{   blockHash: "0x1772c18aa68ae22f6df1f4bae3cc8d87164aa150425af3390d0f902f6716a3f0",   blockNumber: 2029215,   from: "0x75a47d8aea5b4029341960bc5e942826c934b297",   gas: 90000,   gasPrice: 2000000000,   hash: "0x6473673030f3b34112b85c406c83425be7a5fea126f5f4a62121f7cad0541717",   input: "0x",   nonce: 46,   r: "0x2ce0f72f633e65325010054e57afdde277ea3c200e3ce128c139f38ef9386d30",   s: "0x7ff7e52dd58d074c6372af25e3c13060ad32ed04c07e436df3d836e18a14201b",   to: "0xea93952b7a1b2a9e413cc31a981f30f9adef2e1c",   transactionIndex: 4,   v: "0x2b",   value: 200000000000000000 }

If you check the amount of ether you have on your address after a few minutes, you will see that it wasn’t debited of the transaction of 0.2 Ether you just made. That is because the smart contract verified the amount of Ether received to see if it matched the price of the entity (which is of 0.1 ETH). Our transaction was therefore rejected ! We can also see that on a blockchain explorer [] . If we make another transaction with the right price now:

> eth.sendTransaction({   from:eth.accounts[0],   to:fair.address,   value: web3.toWei(fair.price(), "wei") });

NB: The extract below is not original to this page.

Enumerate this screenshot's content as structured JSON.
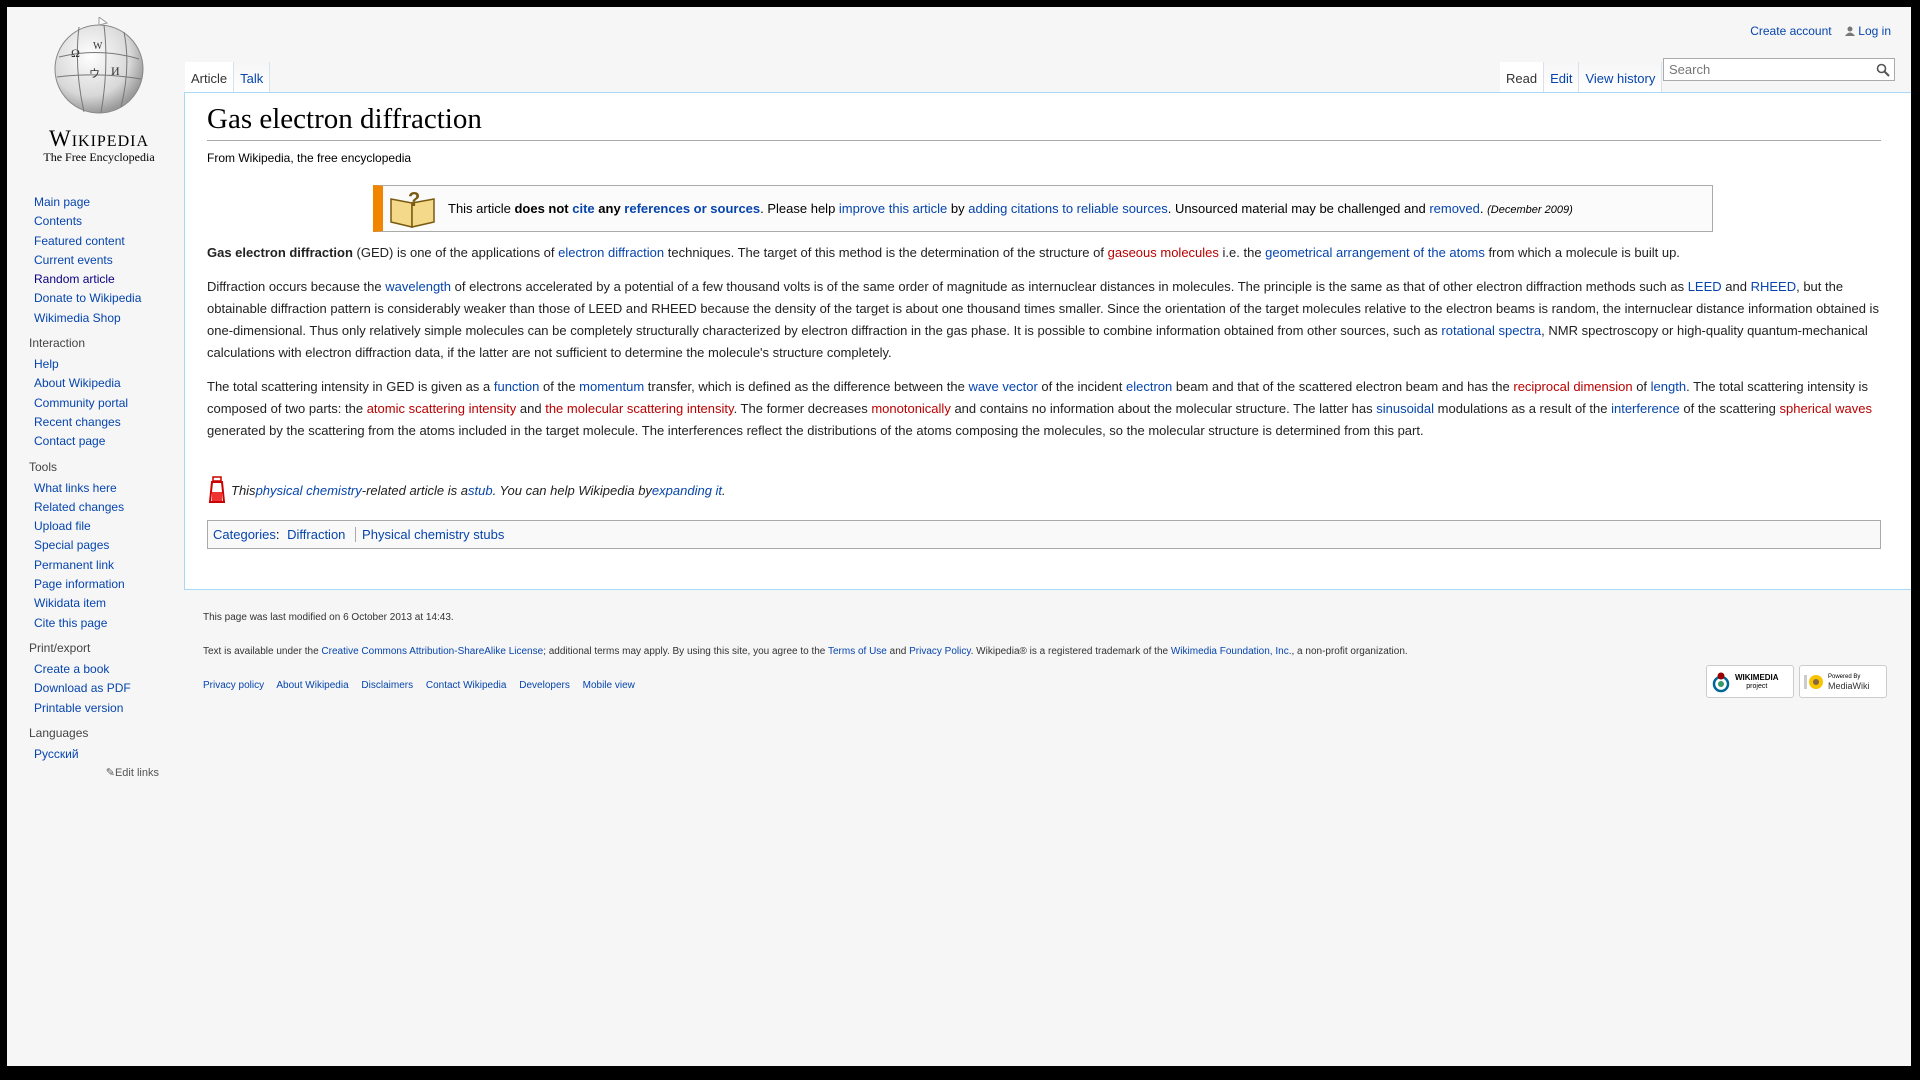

This time, we were indeed debited from the transaction amount. If we send three more transaction with the same amount of Ether, we will reach the target (0.3 ETH) and the smart contract will send us a payment for the ROI event, as specified in the source code, because we are the creator of the smart contract. While it hasn’t been completely done here, it is extremely important to test a smart contract thoroughly. Huge amount of Ether were lost or stolen in the past because smart contract had flaws. Learning more by reading the documentation, trying to consider every possible cases, and creating a complete test procedure to apply is heavily recommended.